Reversed and remanded for disposition consistent with this opinion.


The Department of Public Works of the State of Louisiana is charged with the exercise of all administrative functions of the State in relation to the State's inland waterways (LSA-R.S. 38:2 et seq.), subject to the dominant authority and jurisdiction of the United States over such waterways (LSA-R.S. 38:3). Additionally, the Department is required to render engineering, economic and other advisory services to port and terminal districts (LSA-R.S. 38:2)


The district court stated that Tenneco had sought the Public Works permit. That specific issue, however, does not appear to have been litigated below. During oral argument on appeal, counsel for Tenneco explicitly denied having applied for the permit and maintained that the Army Corps of Engineers must have forwarded its application to Public Works. The letter from Public Works does begin, 'This office is in receipt of a copy of your letter addressed to the District Engineer, Corps of Engineers, New Orleans District'. Because of the view we take of the case, however, we do not find this issue pertinent


Since the controversy hinges largely on this letter, we quote it here in full:

Gentlemen: This office is in receipt of a copy of your letter addressed to the District Engineer, Corps of Engineers, New Orleans District, dated January 20, 1956, together with drawings showing proposed Natural Gas Pipe Line crossings under Belle Pass and canals near Leeville, Lafourche Parish, Louisiana. The above request has been examined by Mr. Thurman C. Morgan, District Engineer for this Department, and no objection is offered to the proposed crossings, provided that they are constructed in accordance with the above mentioned letter and drawings, and provided also that pipe line is installed under Panama Canal to accommodate a-- 10.0 M.S.L. channel 100 feet wide; and under Belle Pass to accommodate a-- 13.0 M.S.L. channel 125 feet wide. Pipe line to be a minimum of 3 feet below channel bottom. Should changes in the locations or sections of the existing channels, or in the generally prevailing conditions in the vicinity, be required in the future, in the public interest, the applicant shall make such changes in the project concerned, or in the arrangement thereof, as may be necessary to satisfactorily meet the situation, and shall bear the cost thereof.

Yours very truly, (s) Hu B. Myers HU B. MYERS Chief Engineer


Established by statute in 1960, LSA-R.S. 34:1651

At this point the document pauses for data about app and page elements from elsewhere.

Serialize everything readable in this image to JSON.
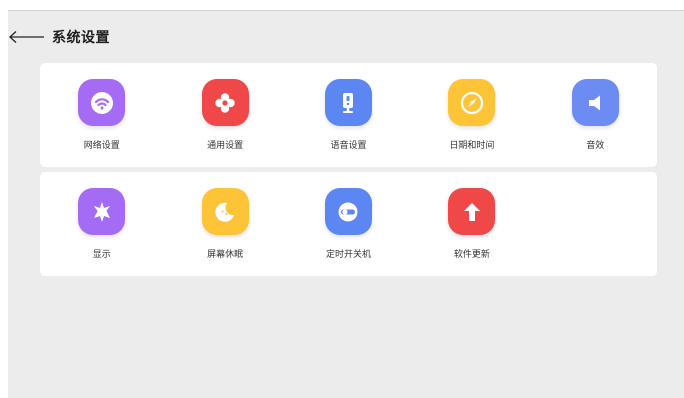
{
  "header": {
    "title": "系统设置"
  },
  "rows": [
    [
      {
        "label": "网络设置",
        "icon": "wifi-icon",
        "color": "#a46cf4"
      },
      {
        "label": "通用设置",
        "icon": "flower-icon",
        "color": "#f04848"
      },
      {
        "label": "语音设置",
        "icon": "speaker-device-icon",
        "color": "#5c86f2"
      },
      {
        "label": "日期和时间",
        "icon": "compass-icon",
        "color": "#fdc437"
      },
      {
        "label": "音效",
        "icon": "volume-icon",
        "color": "#6c8cf4"
      }
    ],
    [
      {
        "label": "显示",
        "icon": "sun-icon",
        "color": "#a46cf4"
      },
      {
        "label": "屏幕休眠",
        "icon": "moon-icon",
        "color": "#fdc437"
      },
      {
        "label": "定时开关机",
        "icon": "power-toggle-icon",
        "color": "#5c86f2"
      },
      {
        "label": "软件更新",
        "icon": "upgrade-arrow-icon",
        "color": "#f04848"
      }
    ]
  ]
}
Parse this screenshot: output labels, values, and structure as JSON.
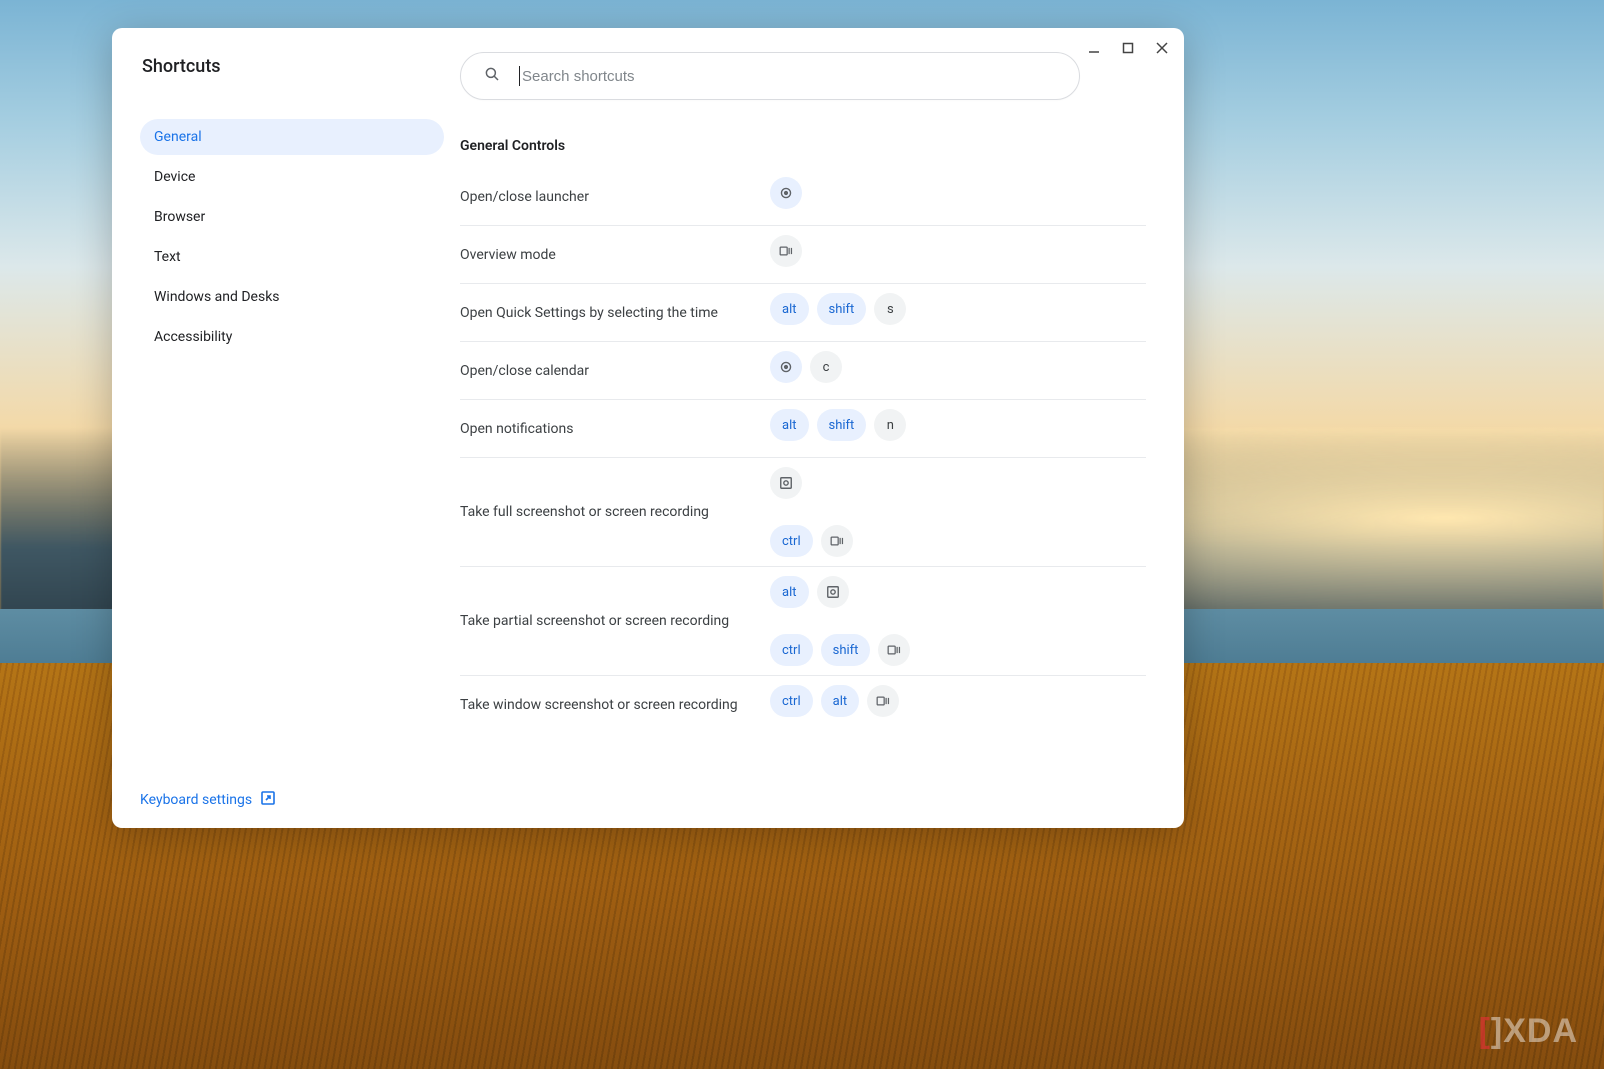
{
  "app": {
    "title": "Shortcuts",
    "search_placeholder": "Search shortcuts",
    "keyboard_settings": "Keyboard settings"
  },
  "sidebar": {
    "items": [
      {
        "label": "General",
        "active": true
      },
      {
        "label": "Device"
      },
      {
        "label": "Browser"
      },
      {
        "label": "Text"
      },
      {
        "label": "Windows and Desks"
      },
      {
        "label": "Accessibility"
      }
    ]
  },
  "section": {
    "title": "General Controls",
    "shortcuts": [
      {
        "label": "Open/close launcher",
        "combos": [
          [
            {
              "type": "icon",
              "icon": "launcher",
              "modifier": true
            }
          ]
        ]
      },
      {
        "label": "Overview mode",
        "combos": [
          [
            {
              "type": "icon",
              "icon": "overview"
            }
          ]
        ]
      },
      {
        "label": "Open Quick Settings by selecting the time",
        "combos": [
          [
            {
              "type": "text",
              "text": "alt",
              "modifier": true
            },
            {
              "type": "text",
              "text": "shift",
              "modifier": true
            },
            {
              "type": "text",
              "text": "s"
            }
          ]
        ]
      },
      {
        "label": "Open/close calendar",
        "combos": [
          [
            {
              "type": "icon",
              "icon": "launcher",
              "modifier": true
            },
            {
              "type": "text",
              "text": "c"
            }
          ]
        ]
      },
      {
        "label": "Open notifications",
        "combos": [
          [
            {
              "type": "text",
              "text": "alt",
              "modifier": true
            },
            {
              "type": "text",
              "text": "shift",
              "modifier": true
            },
            {
              "type": "text",
              "text": "n"
            }
          ]
        ]
      },
      {
        "label": "Take full screenshot or screen recording",
        "combos": [
          [
            {
              "type": "icon",
              "icon": "screenshot"
            }
          ],
          [
            {
              "type": "text",
              "text": "ctrl",
              "modifier": true
            },
            {
              "type": "icon",
              "icon": "overview"
            }
          ]
        ]
      },
      {
        "label": "Take partial screenshot or screen recording",
        "combos": [
          [
            {
              "type": "text",
              "text": "alt",
              "modifier": true
            },
            {
              "type": "icon",
              "icon": "screenshot"
            }
          ],
          [
            {
              "type": "text",
              "text": "ctrl",
              "modifier": true
            },
            {
              "type": "text",
              "text": "shift",
              "modifier": true
            },
            {
              "type": "icon",
              "icon": "overview"
            }
          ]
        ]
      },
      {
        "label": "Take window screenshot or screen recording",
        "combos": [
          [
            {
              "type": "text",
              "text": "ctrl",
              "modifier": true
            },
            {
              "type": "text",
              "text": "alt",
              "modifier": true
            },
            {
              "type": "icon",
              "icon": "overview"
            }
          ]
        ]
      }
    ]
  }
}
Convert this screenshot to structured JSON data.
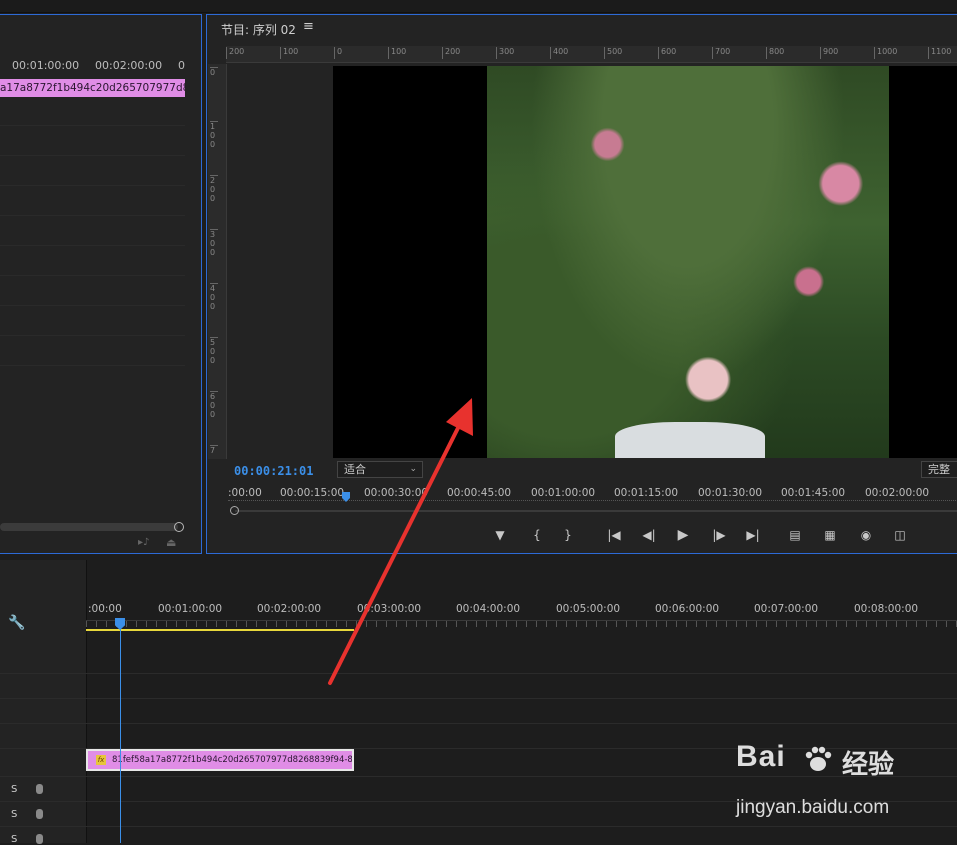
{
  "source": {
    "timecodes": [
      "00:01:00:00",
      "00:02:00:00",
      "0"
    ],
    "clip_name": "a17a8772f1b494c20d265707977d826"
  },
  "program": {
    "title": "节目: 序列 02",
    "menu_glyph": "≡",
    "ruler_top": [
      "200",
      "100",
      "0",
      "100",
      "200",
      "300",
      "400",
      "500",
      "600",
      "700",
      "800",
      "900",
      "1000",
      "1100"
    ],
    "ruler_left": [
      "0",
      "1 0 0",
      "2 0 0",
      "3 0 0",
      "4 0 0",
      "5 0 0",
      "6 0 0",
      "7"
    ],
    "timecode": "00:00:21:01",
    "fit_label": "适合",
    "quality_label": "完整",
    "mini_ruler": [
      ":00:00",
      "00:00:15:00",
      "00:00:30:00",
      "00:00:45:00",
      "00:01:00:00",
      "00:01:15:00",
      "00:01:30:00",
      "00:01:45:00",
      "00:02:00:00"
    ],
    "controls": [
      "marker-icon",
      "mark-in-icon",
      "mark-out-icon",
      "go-to-in-icon",
      "step-back-icon",
      "play-icon",
      "step-forward-icon",
      "go-to-out-icon",
      "lift-icon",
      "extract-icon",
      "camera-icon",
      "button-editor-icon"
    ]
  },
  "timeline": {
    "timestamps": [
      ":00:00",
      "00:01:00:00",
      "00:02:00:00",
      "00:03:00:00",
      "00:04:00:00",
      "00:05:00:00",
      "00:06:00:00",
      "00:07:00:00",
      "00:08:00:00"
    ],
    "clip_name": "81fef58a17a8772f1b494c20d265707977d8268839f94-8a",
    "fx_badge": "fx",
    "track_s": [
      "S",
      "S",
      "S"
    ]
  },
  "watermark": {
    "logo": "Bai",
    "logo_cn": "经验",
    "url": "jingyan.baidu.com"
  },
  "colors": {
    "accent_blue": "#3b8fe8",
    "clip_pink": "#e08de6",
    "work_area_yellow": "#e8d83c",
    "arrow_red": "#e8322e"
  }
}
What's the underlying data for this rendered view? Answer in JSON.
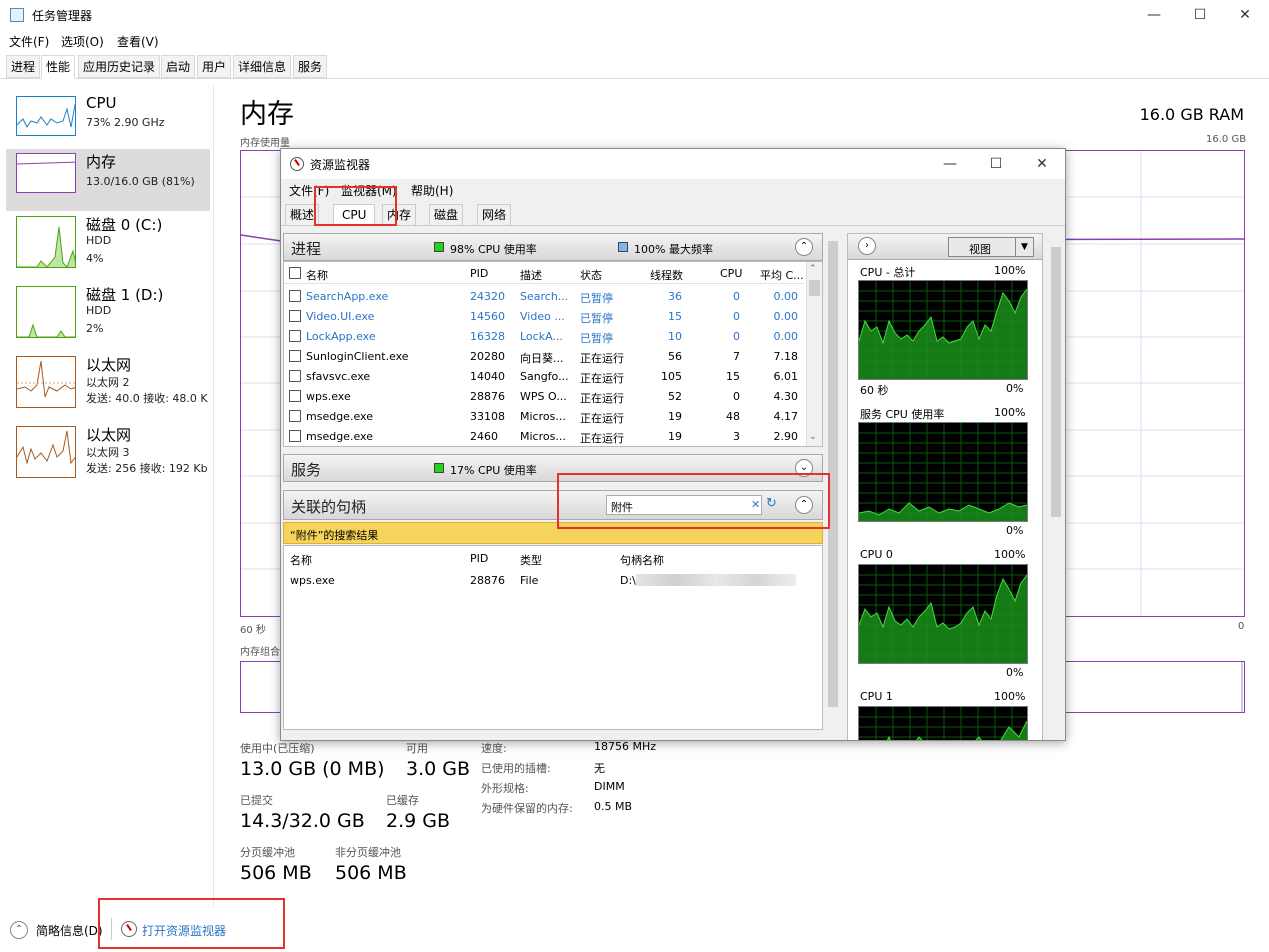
{
  "task_manager": {
    "title": "任务管理器",
    "menu": [
      "文件(F)",
      "选项(O)",
      "查看(V)"
    ],
    "tabs": [
      "进程",
      "性能",
      "应用历史记录",
      "启动",
      "用户",
      "详细信息",
      "服务"
    ],
    "left_items": [
      {
        "name": "CPU",
        "line1": "73% 2.90 GHz",
        "line2": ""
      },
      {
        "name": "内存",
        "line1": "13.0/16.0 GB (81%)",
        "line2": ""
      },
      {
        "name": "磁盘 0 (C:)",
        "line1": "HDD",
        "line2": "4%"
      },
      {
        "name": "磁盘 1 (D:)",
        "line1": "HDD",
        "line2": "2%"
      },
      {
        "name": "以太网",
        "line1": "以太网 2",
        "line2": "发送: 40.0  接收: 48.0 K"
      },
      {
        "name": "以太网",
        "line1": "以太网 3",
        "line2": "发送: 256  接收: 192 Kb"
      }
    ],
    "memory": {
      "title": "内存",
      "ram": "16.0 GB RAM",
      "usage_label": "内存使用量",
      "max_label": "16.0 GB",
      "time_label": "60 秒",
      "zero_label": "0",
      "composition_label": "内存组合",
      "stats": [
        {
          "label": "使用中(已压缩)",
          "value": "13.0 GB (0 MB)"
        },
        {
          "label": "可用",
          "value": "3.0 GB"
        },
        {
          "label": "已提交",
          "value": "14.3/32.0 GB"
        },
        {
          "label": "已缓存",
          "value": "2.9 GB"
        },
        {
          "label": "分页缓冲池",
          "value": "506 MB"
        },
        {
          "label": "非分页缓冲池",
          "value": "506 MB"
        }
      ],
      "details": [
        {
          "label": "速度:",
          "value": "18756 MHz"
        },
        {
          "label": "已使用的插槽:",
          "value": "无"
        },
        {
          "label": "外形规格:",
          "value": "DIMM"
        },
        {
          "label": "为硬件保留的内存:",
          "value": "0.5 MB"
        }
      ]
    },
    "footer": {
      "brief": "简略信息(D)",
      "open_monitor": "打开资源监视器"
    }
  },
  "resource_monitor": {
    "title": "资源监视器",
    "menu": [
      "文件(F)",
      "监视器(M)",
      "帮助(H)"
    ],
    "tabs": [
      "概述",
      "CPU",
      "内存",
      "磁盘",
      "网络"
    ],
    "processes": {
      "title": "进程",
      "legend1": "98% CPU 使用率",
      "legend2": "100% 最大频率",
      "columns": [
        "名称",
        "PID",
        "描述",
        "状态",
        "线程数",
        "CPU",
        "平均 C..."
      ],
      "rows": [
        {
          "name": "SearchApp.exe",
          "pid": "24320",
          "desc": "Search...",
          "status": "已暂停",
          "threads": "36",
          "cpu": "0",
          "avg": "0.00",
          "suspended": true
        },
        {
          "name": "Video.UI.exe",
          "pid": "14560",
          "desc": "Video ...",
          "status": "已暂停",
          "threads": "15",
          "cpu": "0",
          "avg": "0.00",
          "suspended": true
        },
        {
          "name": "LockApp.exe",
          "pid": "16328",
          "desc": "LockA...",
          "status": "已暂停",
          "threads": "10",
          "cpu": "0",
          "avg": "0.00",
          "suspended": true
        },
        {
          "name": "SunloginClient.exe",
          "pid": "20280",
          "desc": "向日葵...",
          "status": "正在运行",
          "threads": "56",
          "cpu": "7",
          "avg": "7.18",
          "suspended": false
        },
        {
          "name": "sfavsvc.exe",
          "pid": "14040",
          "desc": "Sangfo...",
          "status": "正在运行",
          "threads": "105",
          "cpu": "15",
          "avg": "6.01",
          "suspended": false
        },
        {
          "name": "wps.exe",
          "pid": "28876",
          "desc": "WPS O...",
          "status": "正在运行",
          "threads": "52",
          "cpu": "0",
          "avg": "4.30",
          "suspended": false
        },
        {
          "name": "msedge.exe",
          "pid": "33108",
          "desc": "Micros...",
          "status": "正在运行",
          "threads": "19",
          "cpu": "48",
          "avg": "4.17",
          "suspended": false
        },
        {
          "name": "msedge.exe",
          "pid": "2460",
          "desc": "Micros...",
          "status": "正在运行",
          "threads": "19",
          "cpu": "3",
          "avg": "2.90",
          "suspended": false
        }
      ]
    },
    "services": {
      "title": "服务",
      "legend": "17% CPU 使用率"
    },
    "handles": {
      "title": "关联的句柄",
      "search_value": "附件",
      "result_banner": "“附件”的搜索结果",
      "columns": [
        "名称",
        "PID",
        "类型",
        "句柄名称"
      ],
      "rows": [
        {
          "name": "wps.exe",
          "pid": "28876",
          "type": "File",
          "handle": "D:\\"
        }
      ]
    },
    "right": {
      "view_label": "视图",
      "graphs": [
        {
          "title": "CPU - 总计",
          "max": "100%",
          "left_bottom": "60 秒",
          "right_bottom": "0%"
        },
        {
          "title": "服务 CPU 使用率",
          "max": "100%",
          "left_bottom": "",
          "right_bottom": "0%"
        },
        {
          "title": "CPU 0",
          "max": "100%",
          "left_bottom": "",
          "right_bottom": "0%"
        },
        {
          "title": "CPU 1",
          "max": "100%",
          "left_bottom": "",
          "right_bottom": ""
        }
      ]
    }
  },
  "colors": {
    "accent": "#2a75c7",
    "memory": "#8b3fb3",
    "highlight": "#e53030",
    "banner": "#f6d35a",
    "graph_green": "#22b422"
  }
}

The parties have stipulated that the new port facility is 'in the public interest'


See paragraph 1 of the letter, note 3 supra


We say 'may have had' because United Gas, as amicus, contests Public Works' authority to do anything but advise the Governor and Register of State Lands at the time of the sale of a right of way. Tenneco, however, seems to admit Public Works' authority at least to the extent of the original boundaries of the bayou. We find it unnecessary to decide the issue


The condition states:

(f) That if future operations by the United States require an alteration in the position of the structure or work herein authorized, or if, in the opinion of the Secretary of the Army, it shall cause unreasonable obstruction to the free navigation of said water, the owner will be required upon due notice from the Secretary of the Army, to remove or alter the structural work or obstructions caused thereby without expense to the United States, so as to render navigation reasonably free, easy, and unobstructed. * * *


For example, the Army Corps permit requires only that the work be done 'without expense to the United States'. Thus the Port Commission must argue that its expense amounted to an expense of the United States because the federal government supplied part of its funds. Similarly, the condition refers to 'operations by the United States'. The Port Commission must therefore argue that because it received federal funding, its activities are operations of the United States

In its brief on appeal, the Port Commission does not rely on another condition of the Army Corps permit mentioned by the court below, 'that if inspections or any other operations by the United States are necessary in the interest of navigation, all expenses connected therewith shall be borne by the permittee'. The condition does not appear applicable to the problem here.